If morse gives you an error that it is unable to generate audio output, the simple solution is to run it as root using sudo to guarantee it has access to the audio output device. You can also tinker around with permissions and make sure you’re in all the correct user groups, but using sudo is simpler.

Read the morse manual entry for the rest of the command-line parameters. Some of the other useful command-line parameters (and these will not work in conjunction with many of the ones specified above) are:

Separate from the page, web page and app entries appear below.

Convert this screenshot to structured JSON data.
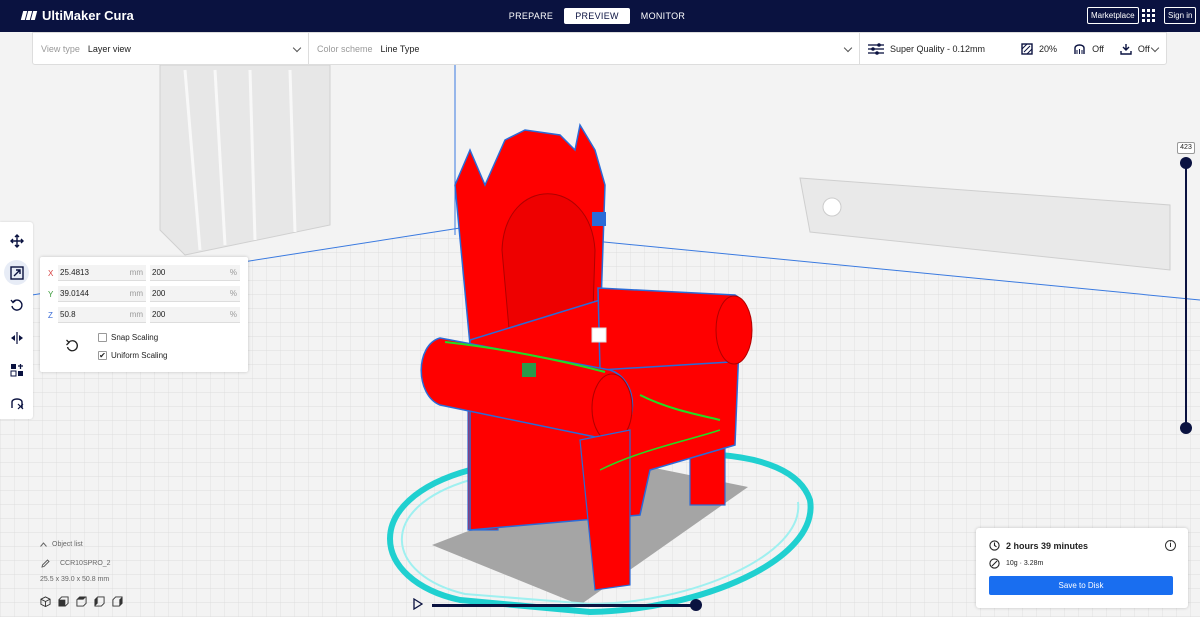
{
  "app": {
    "title": "UltiMaker Cura"
  },
  "stages": [
    {
      "label": "PREPARE",
      "active": false
    },
    {
      "label": "PREVIEW",
      "active": true
    },
    {
      "label": "MONITOR",
      "active": false
    }
  ],
  "header": {
    "marketplace": "Marketplace",
    "sign_in": "Sign in"
  },
  "viewbar": {
    "view_type_label": "View type",
    "view_type_value": "Layer view",
    "color_scheme_label": "Color scheme",
    "color_scheme_value": "Line Type",
    "profile": "Super Quality - 0.12mm",
    "infill": "20%",
    "support": "Off",
    "adhesion": "Off"
  },
  "scale_panel": {
    "x": {
      "axis": "X",
      "mm": "25.4813",
      "mm_unit": "mm",
      "percent": "200",
      "pct_unit": "%"
    },
    "y": {
      "axis": "Y",
      "mm": "39.0144",
      "mm_unit": "mm",
      "percent": "200",
      "pct_unit": "%"
    },
    "z": {
      "axis": "Z",
      "mm": "50.8",
      "mm_unit": "mm",
      "percent": "200",
      "pct_unit": "%"
    },
    "snap_scaling": {
      "label": "Snap Scaling",
      "checked": false
    },
    "uniform_scaling": {
      "label": "Uniform Scaling",
      "checked": true
    }
  },
  "layer_slider": {
    "value": "423"
  },
  "object_list": {
    "header": "Object list",
    "name": "CCR10SPRO_2",
    "dimensions": "25.5 x 39.0 x 50.8 mm"
  },
  "print_info": {
    "time": "2 hours 39 minutes",
    "material": "10g · 3.28m",
    "save_label": "Save to Disk"
  },
  "colors": {
    "header_bg": "#0a1240",
    "accent": "#196ef0",
    "model_red": "#ff0000",
    "travel_cyan": "#20d0d0"
  }
}
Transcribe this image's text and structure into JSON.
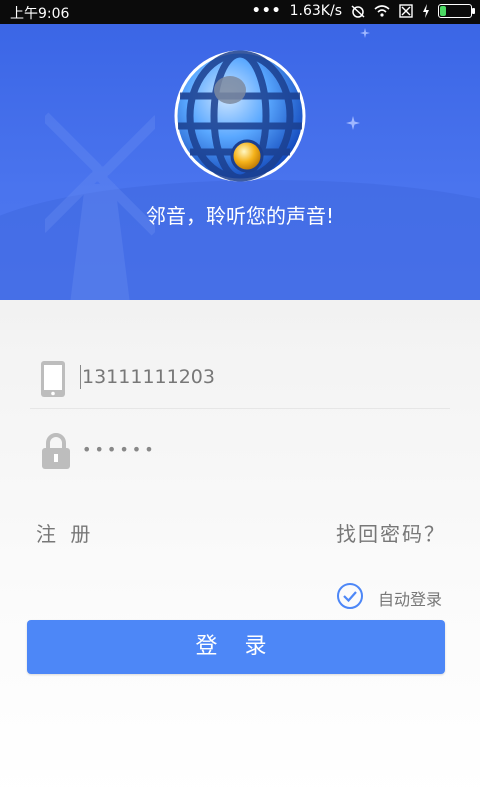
{
  "status_bar": {
    "time": "上午9:06",
    "network_speed": "1.63K/s",
    "icons": [
      "more-dots-icon",
      "alarm-off-icon",
      "wifi-icon",
      "sim-off-icon",
      "charging-icon",
      "battery-icon"
    ]
  },
  "banner": {
    "slogan": "邻音，聆听您的声音!",
    "logo_icon": "globe-logo-icon"
  },
  "login_form": {
    "phone": {
      "value": "13111111203",
      "icon": "phone-icon"
    },
    "password": {
      "masked_value": "••••••",
      "icon": "lock-icon"
    },
    "register_link": "注 册",
    "forgot_link": "找回密码？",
    "auto_login": {
      "label": "自动登录",
      "checked": true
    },
    "login_button": "登 录"
  },
  "colors": {
    "banner_blue": "#4a74ee",
    "button_blue": "#4d87f7",
    "check_blue": "#4d87f7",
    "text_gray": "#777777"
  }
}
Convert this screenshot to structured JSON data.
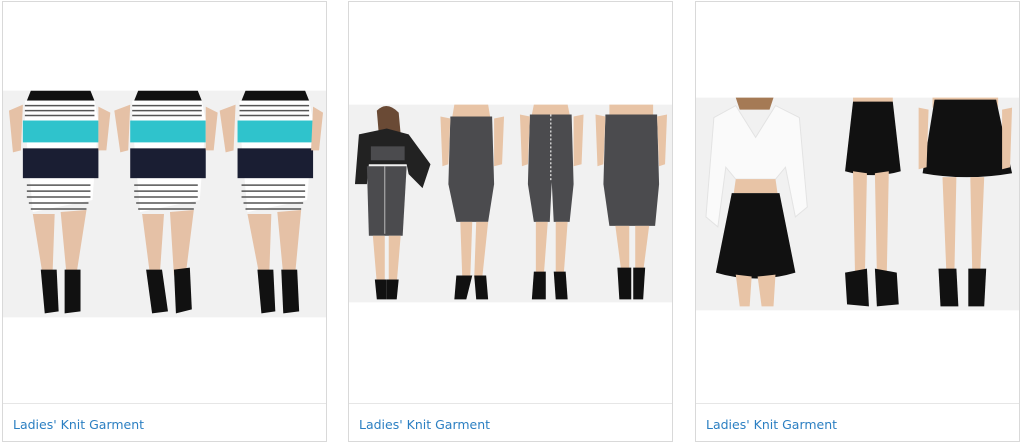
{
  "products": [
    {
      "title": "Ladies' Knit Garment",
      "image": "three views of a striped knit pencil skirt (turquoise, navy, white stripes) with black lace-up heels",
      "colors": {
        "primary": "#2fc3cc",
        "secondary": "#1a1e33"
      }
    },
    {
      "title": "Ladies' Knit Garment",
      "image": "four views of a charcoal grey knit midi pencil skirt, including a front-zip slit version",
      "colors": {
        "primary": "#4b4b4e",
        "secondary": "#111111"
      }
    },
    {
      "title": "Ladies' Knit Garment",
      "image": "three views of a black knit skater skirt worn with a white tie-front top",
      "colors": {
        "primary": "#111111",
        "secondary": "#f4f4f4"
      }
    }
  ],
  "theme": {
    "link_color": "#2b7fc2",
    "border_color": "#d9d9d9"
  }
}
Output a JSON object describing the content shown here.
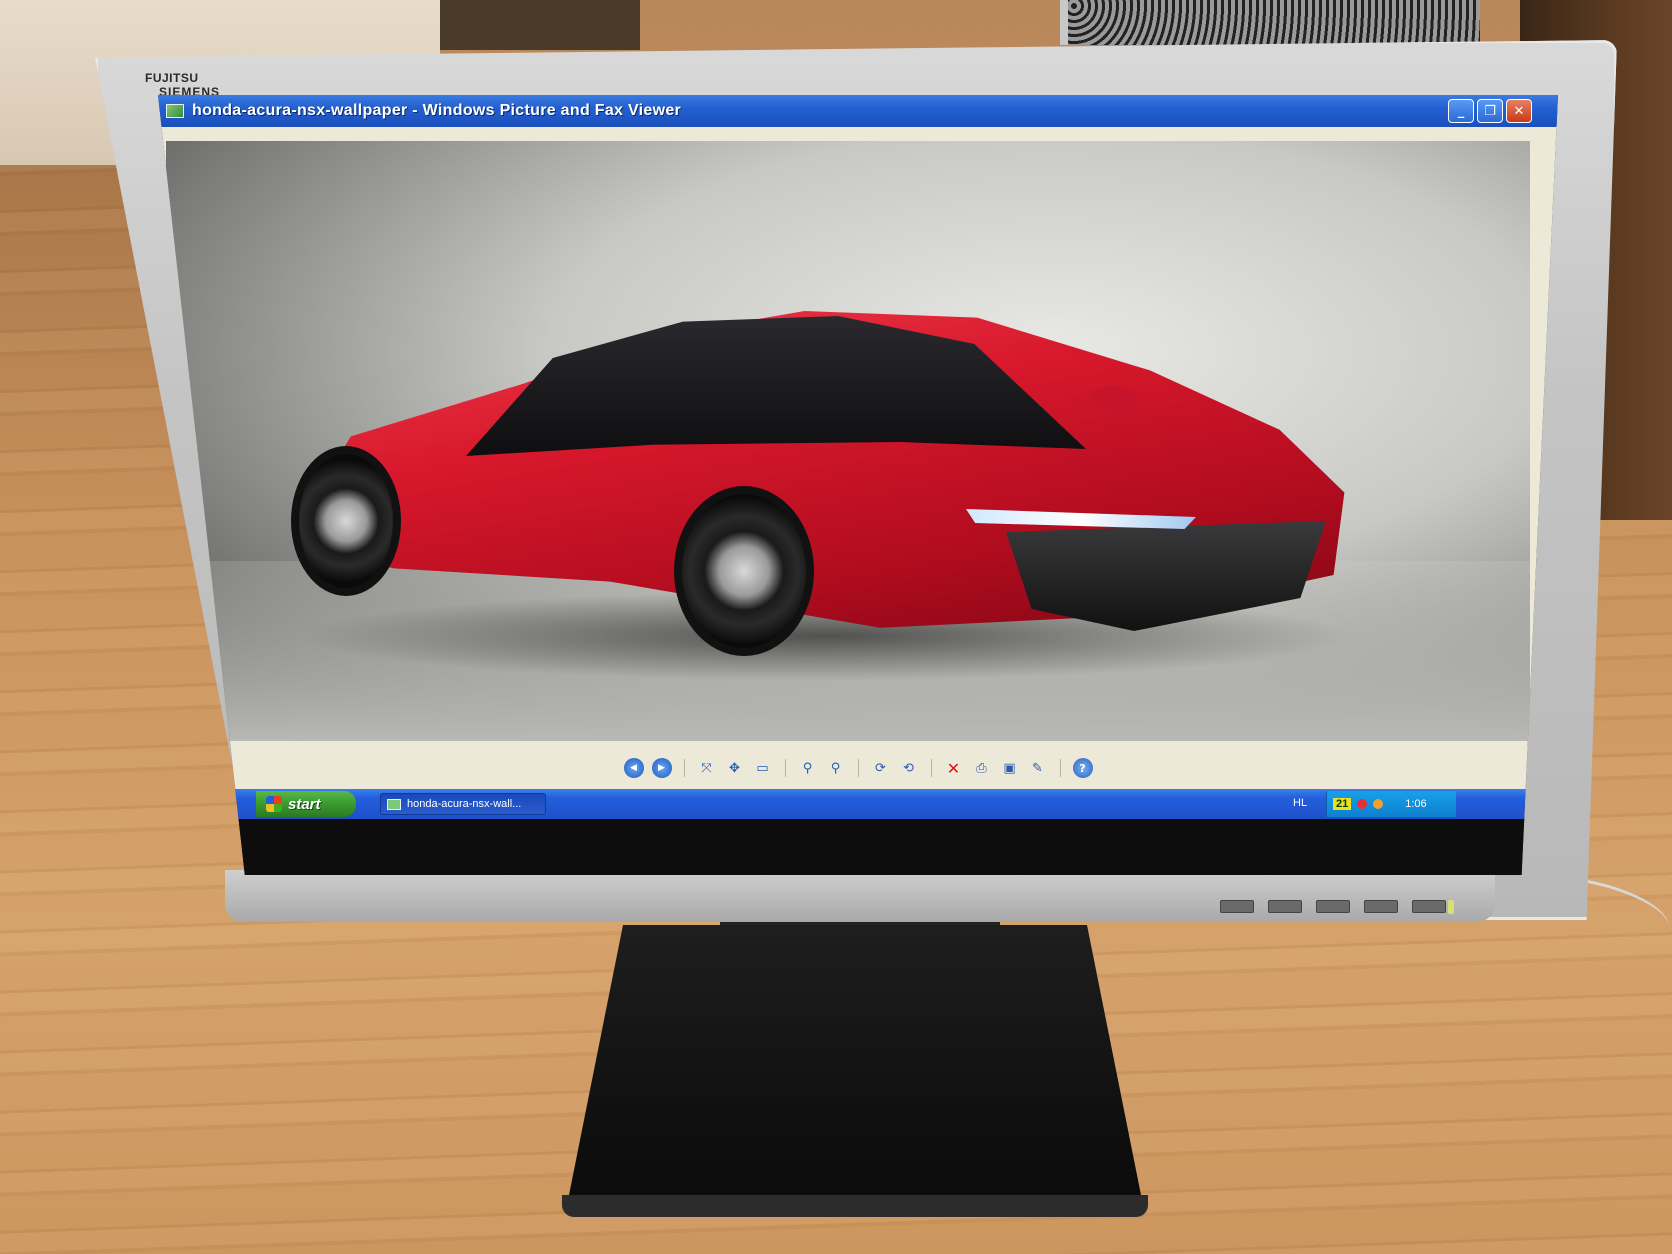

  • -I plays what you type (use the -w parameter in conjunction to govern how fast the Morse comes out). This would also be useful if your sound card directly outputs to a radio, since the upper limit on typing speed is a lot faster on the upper limit on Morse keying speed.
  • -F [n] adjusts the Farnsworth number of words per minute, if you happen to like that method of teaching (basically, it increases the spaces between words but not within them).
  • -l prints each character before playing it. If you’d rather be told the character and then hear it instead of hear it and then copy it, this is what you want.
  • -d dynamically adjusts the rate depending on how well you are doing.

That’s about it; now go out and enjoy learning Morse code the Free way!

10 Responses to “How to learn Morse code in GNU/Linux”

  1. Kelly Martin Says:

    You really should use a Koch method trainer for this; listening to random character sequences isn’t a good way to learn Morse. I think there’s one somewhere that run in Linux.

    And you really should be beaten about the head and shoulders for suggesting sudo like that.

  2. Kelly Martin Says:

    Here’s a Koch trainer for Linux:

  3. Cyde Weys Says:

    Try it without sudo then.

  4. T2A` Says:

    Learning Morse can be helpful if you’re ever kidnapped and video taped (provided they don’t kill you on camera). You can blink your location in Morse so someone might save you!

  5. Cyde Weys Says:

    I think the captors might notice you blinking like someone having an epileptic fit, especially since they have it on videotape.

    Funny thing is, I do remember that being used as a plot point in a Tom Swift or Hardy Boys novel (funny how those two blend together in my memory) from waaaaay back when I was still reading those things, and it didn’t make any sense to me then either.

  6. Kelly Martin Says:

    Neal Stephenson fans will recall Randy Waterhouse’s clever use of Morse code as a nonobvious communication channel.

  7. jim smith Says:

    send something back

  8. Calum Says:

    Shame that on my laptop, the bleeping is stupidly loud, and the -v doesn’t seem to work.

    Bah. -.-. –.- -.. -..-

  9. N8SRE Says:

    Bit late on this one, I know, but if the audio is too loud or too soft, play around with alsamixer (or the graphical equivalent) and look for a volume slider with a name like “Beep” or “PC Speaker.” You might have to go into a preferences menu and enable the slider first, on some mixers.

  10. pr3nt1c3 Says:

    I found out about morse from….. however I can’t get it to integrate with my sound card / alsa. I’ve done everything I can, but no luck. Has anyone had experience getting morse to work with bash, ubuntu and alsa… and if so, what (if any) settings / config files did you change?